[Items listed in a dataset]
------------
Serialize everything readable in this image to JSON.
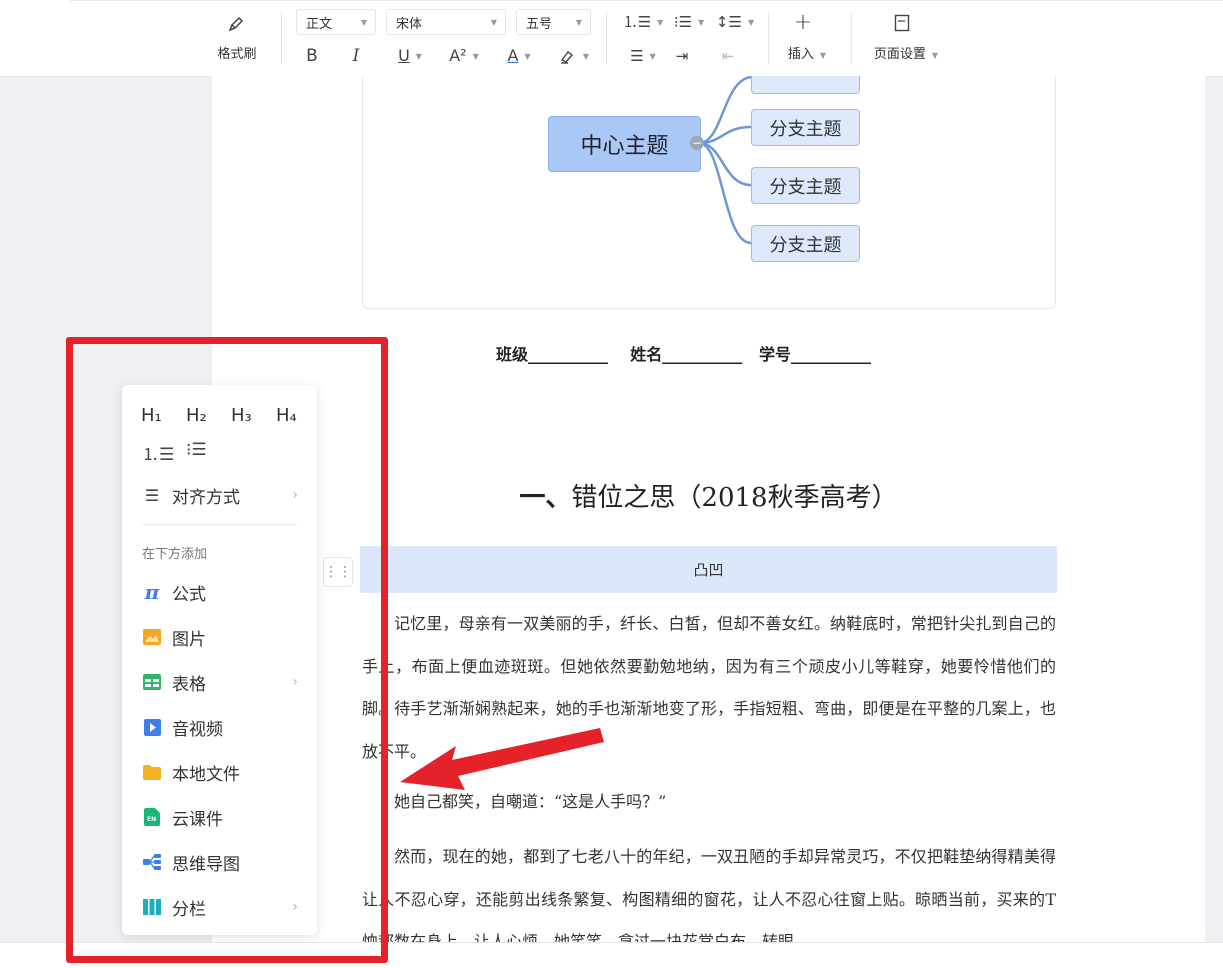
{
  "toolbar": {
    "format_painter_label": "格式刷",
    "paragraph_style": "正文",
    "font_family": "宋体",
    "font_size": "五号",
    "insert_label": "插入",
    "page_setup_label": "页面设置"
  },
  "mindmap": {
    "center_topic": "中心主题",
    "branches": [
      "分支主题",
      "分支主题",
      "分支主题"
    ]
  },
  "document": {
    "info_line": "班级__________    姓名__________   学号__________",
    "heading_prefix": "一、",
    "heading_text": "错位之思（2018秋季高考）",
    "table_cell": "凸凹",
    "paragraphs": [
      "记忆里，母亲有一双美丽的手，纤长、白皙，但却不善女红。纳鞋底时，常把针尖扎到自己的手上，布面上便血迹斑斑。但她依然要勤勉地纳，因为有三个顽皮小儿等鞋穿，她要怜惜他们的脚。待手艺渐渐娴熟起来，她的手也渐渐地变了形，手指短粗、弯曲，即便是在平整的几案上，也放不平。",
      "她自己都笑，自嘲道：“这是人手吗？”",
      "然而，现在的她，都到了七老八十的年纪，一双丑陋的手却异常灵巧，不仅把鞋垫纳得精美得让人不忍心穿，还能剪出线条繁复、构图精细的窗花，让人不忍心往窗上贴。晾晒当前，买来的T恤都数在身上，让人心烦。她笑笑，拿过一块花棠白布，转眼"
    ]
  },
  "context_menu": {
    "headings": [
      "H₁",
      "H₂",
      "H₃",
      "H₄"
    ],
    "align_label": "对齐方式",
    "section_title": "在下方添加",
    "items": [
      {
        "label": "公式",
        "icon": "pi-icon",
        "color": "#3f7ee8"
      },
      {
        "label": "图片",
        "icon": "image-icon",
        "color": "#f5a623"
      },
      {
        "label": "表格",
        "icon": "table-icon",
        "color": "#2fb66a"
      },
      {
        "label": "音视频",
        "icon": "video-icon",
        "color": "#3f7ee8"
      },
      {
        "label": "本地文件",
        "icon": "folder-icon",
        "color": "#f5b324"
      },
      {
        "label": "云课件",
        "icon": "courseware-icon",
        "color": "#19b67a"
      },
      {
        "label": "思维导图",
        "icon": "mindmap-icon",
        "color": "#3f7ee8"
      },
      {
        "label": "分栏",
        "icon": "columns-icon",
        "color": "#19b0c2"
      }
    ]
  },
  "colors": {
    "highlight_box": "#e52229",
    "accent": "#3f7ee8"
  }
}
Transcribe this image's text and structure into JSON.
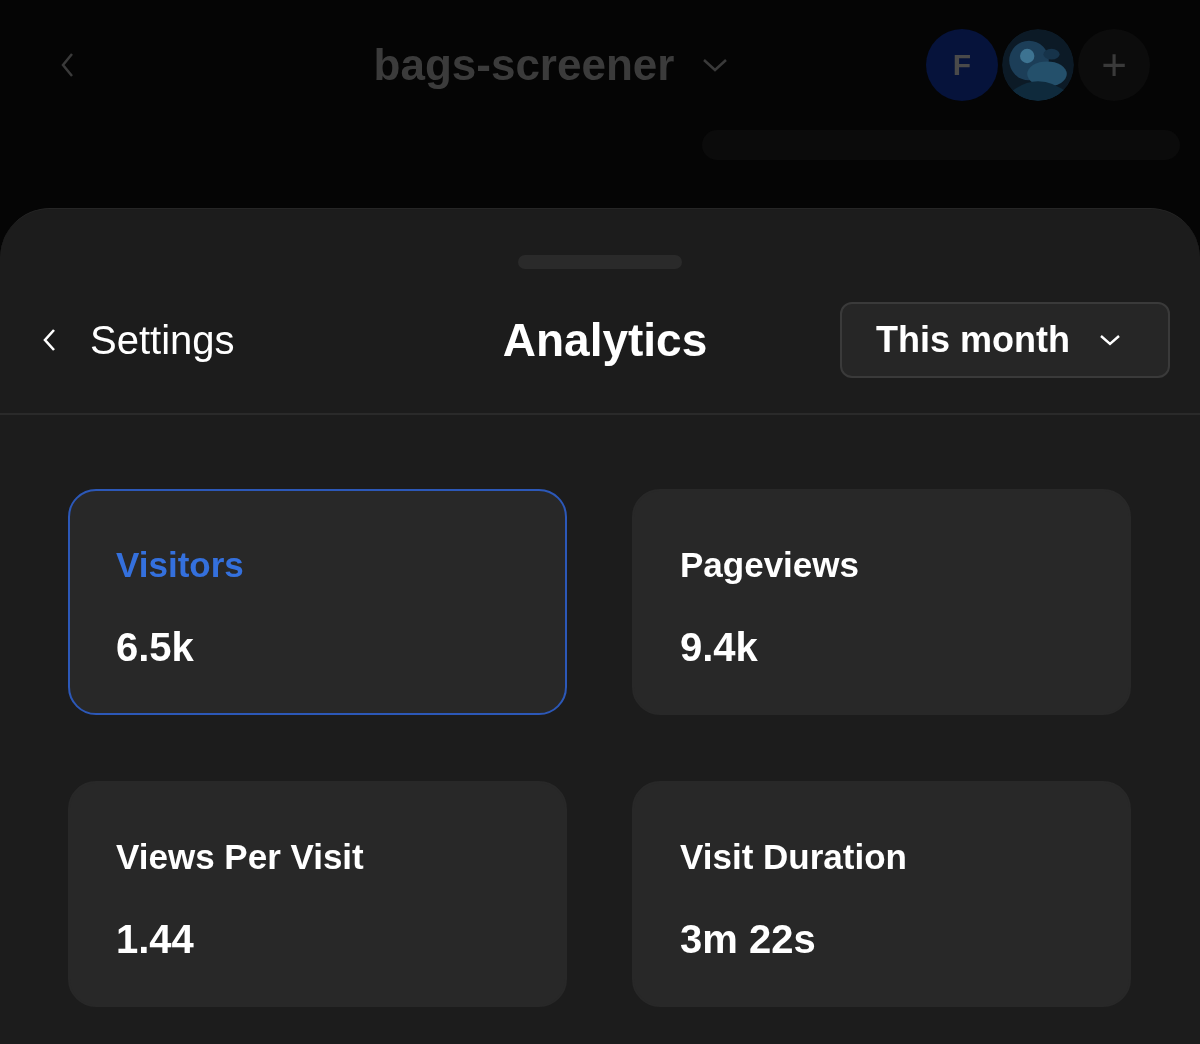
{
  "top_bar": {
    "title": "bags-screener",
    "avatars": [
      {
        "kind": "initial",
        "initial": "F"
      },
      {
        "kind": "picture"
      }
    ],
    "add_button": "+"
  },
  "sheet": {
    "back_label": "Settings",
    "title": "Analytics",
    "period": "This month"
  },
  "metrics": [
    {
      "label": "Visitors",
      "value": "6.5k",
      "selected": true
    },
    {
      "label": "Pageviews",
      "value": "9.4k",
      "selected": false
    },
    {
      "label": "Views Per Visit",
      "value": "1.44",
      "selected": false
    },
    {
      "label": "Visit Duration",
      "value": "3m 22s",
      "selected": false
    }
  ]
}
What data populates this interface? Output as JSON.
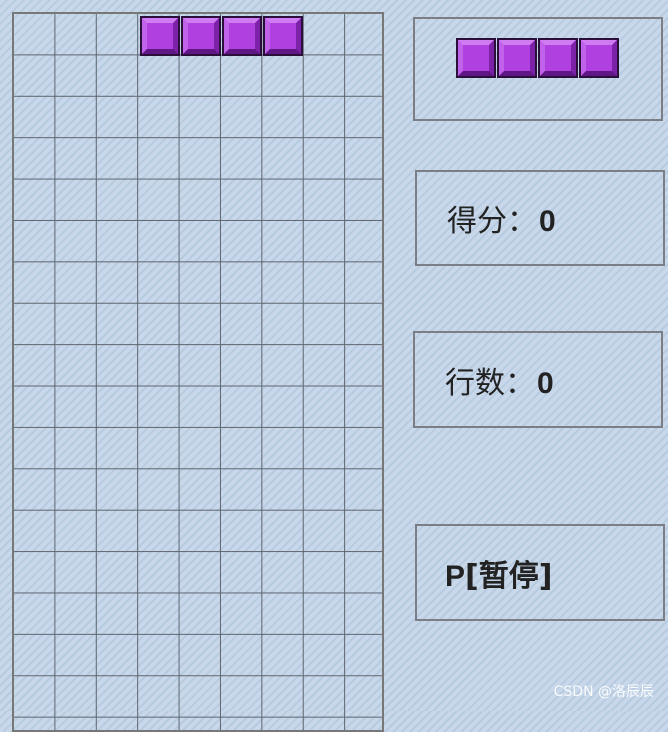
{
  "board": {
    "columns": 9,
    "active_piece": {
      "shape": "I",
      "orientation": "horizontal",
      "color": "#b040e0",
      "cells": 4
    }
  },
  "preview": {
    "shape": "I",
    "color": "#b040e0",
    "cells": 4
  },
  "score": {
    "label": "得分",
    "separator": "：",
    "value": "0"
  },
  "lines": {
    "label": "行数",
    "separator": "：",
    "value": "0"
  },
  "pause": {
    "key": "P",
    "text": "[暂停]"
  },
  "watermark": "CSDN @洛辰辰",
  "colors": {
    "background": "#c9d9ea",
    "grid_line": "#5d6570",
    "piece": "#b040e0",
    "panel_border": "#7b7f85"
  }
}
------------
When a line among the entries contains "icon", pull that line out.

        "icon": "pi-icon",
        "icon": "image-icon",
        "icon": "table-icon",
        "icon": "video-icon",
        "icon": "folder-icon",
        "icon": "courseware-icon",
        "icon": "mindmap-icon",
        "icon": "columns-icon",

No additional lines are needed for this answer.